Radical Roots of Public History: Social Justice Activism Within the Historical Landscape
Dana Room, 4th Floor.
Historic sites, museums, archives, and monuments are neither neutral nor objective. Many were established to strengthen tradition, reinforce the cultural authority of elites, and inhibit change. Today, these sites have become the focal point of protest, symbols in a larger fight for inclusiveness and equality.
In this talk, Dr. Denise Meringolo identifies a different, less well-documented history of social justice activism among historians. She will focus on those who understood the practices of collecting, preserving, analyzing, and interpreting the past as entirely compatible with –even necessary for—productive political discourse, and embraced the potential of their work to promote social justice. Drawing on her research and collaborative work on projects like Preserve the Baltimore Uprising, an online digital repository on the protests against police brutality that followed the death of Freddie Gray in 2015, Meringolo will identify how historical inquiry has been put to the task of advancing change. She will raise important questions about the nature, limitations, and conditions of social justice oriented historical work.

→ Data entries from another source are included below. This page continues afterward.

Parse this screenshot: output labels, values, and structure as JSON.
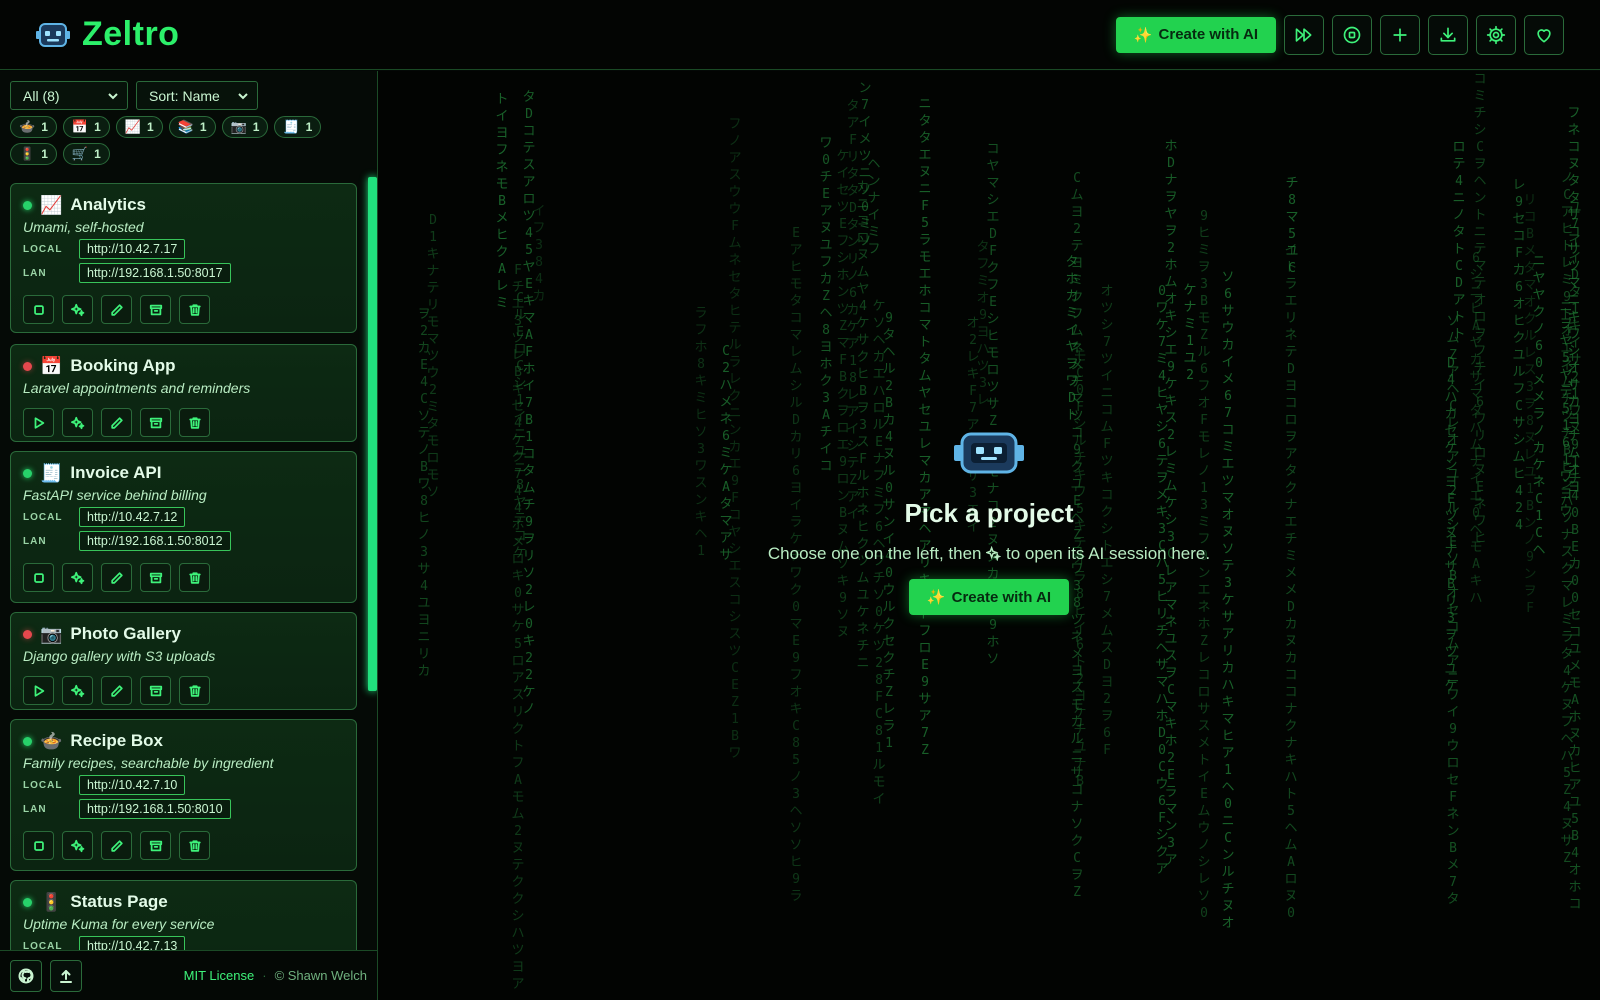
{
  "app": {
    "title": "Zeltro"
  },
  "header": {
    "create_label": "Create with AI",
    "create_spark": "✨",
    "icons": [
      "fast-forward-icon",
      "stop-circle-icon",
      "plus-icon",
      "download-icon",
      "gear-icon",
      "heart-icon"
    ]
  },
  "filters": {
    "category": "All (8)",
    "sort": "Sort: Name"
  },
  "chips": [
    {
      "emoji": "🍲",
      "count": "1"
    },
    {
      "emoji": "📅",
      "count": "1"
    },
    {
      "emoji": "📈",
      "count": "1"
    },
    {
      "emoji": "📚",
      "count": "1"
    },
    {
      "emoji": "📷",
      "count": "1"
    },
    {
      "emoji": "🧾",
      "count": "1"
    },
    {
      "emoji": "🚦",
      "count": "1"
    },
    {
      "emoji": "🛒",
      "count": "1"
    }
  ],
  "url_labels": {
    "local": "LOCAL",
    "lan": "LAN"
  },
  "projects": [
    {
      "name": "Analytics",
      "emoji": "📈",
      "status": "running",
      "desc": "Umami, self-hosted",
      "local": "http://10.42.7.17",
      "lan": "http://192.168.1.50:8017"
    },
    {
      "name": "Booking App",
      "emoji": "📅",
      "status": "stopped",
      "desc": "Laravel appointments and reminders",
      "local": "",
      "lan": ""
    },
    {
      "name": "Invoice API",
      "emoji": "🧾",
      "status": "running",
      "desc": "FastAPI service behind billing",
      "local": "http://10.42.7.12",
      "lan": "http://192.168.1.50:8012"
    },
    {
      "name": "Photo Gallery",
      "emoji": "📷",
      "status": "stopped",
      "desc": "Django gallery with S3 uploads",
      "local": "",
      "lan": ""
    },
    {
      "name": "Recipe Box",
      "emoji": "🍲",
      "status": "running",
      "desc": "Family recipes, searchable by ingredient",
      "local": "http://10.42.7.10",
      "lan": "http://192.168.1.50:8010"
    },
    {
      "name": "Status Page",
      "emoji": "🚦",
      "status": "running",
      "desc": "Uptime Kuma for every service",
      "local": "http://10.42.7.13",
      "lan": ""
    }
  ],
  "footer": {
    "license": "MIT License",
    "separator": "·",
    "copyright": "© Shawn Welch"
  },
  "empty_state": {
    "title": "Pick a project",
    "subtitle_before": "Choose one on the left, then",
    "subtitle_after": "to open its AI session here.",
    "button_label": "Create with AI",
    "button_spark": "✨"
  },
  "colors": {
    "accent": "#22d24f",
    "running": "#27d16a",
    "stopped": "#e5484d",
    "background": "#020402"
  }
}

And, she will ask us to consider the ways in which the invisibility of this history has prevented us from fully theorizing civic engagement as a core practice of historical professionalism.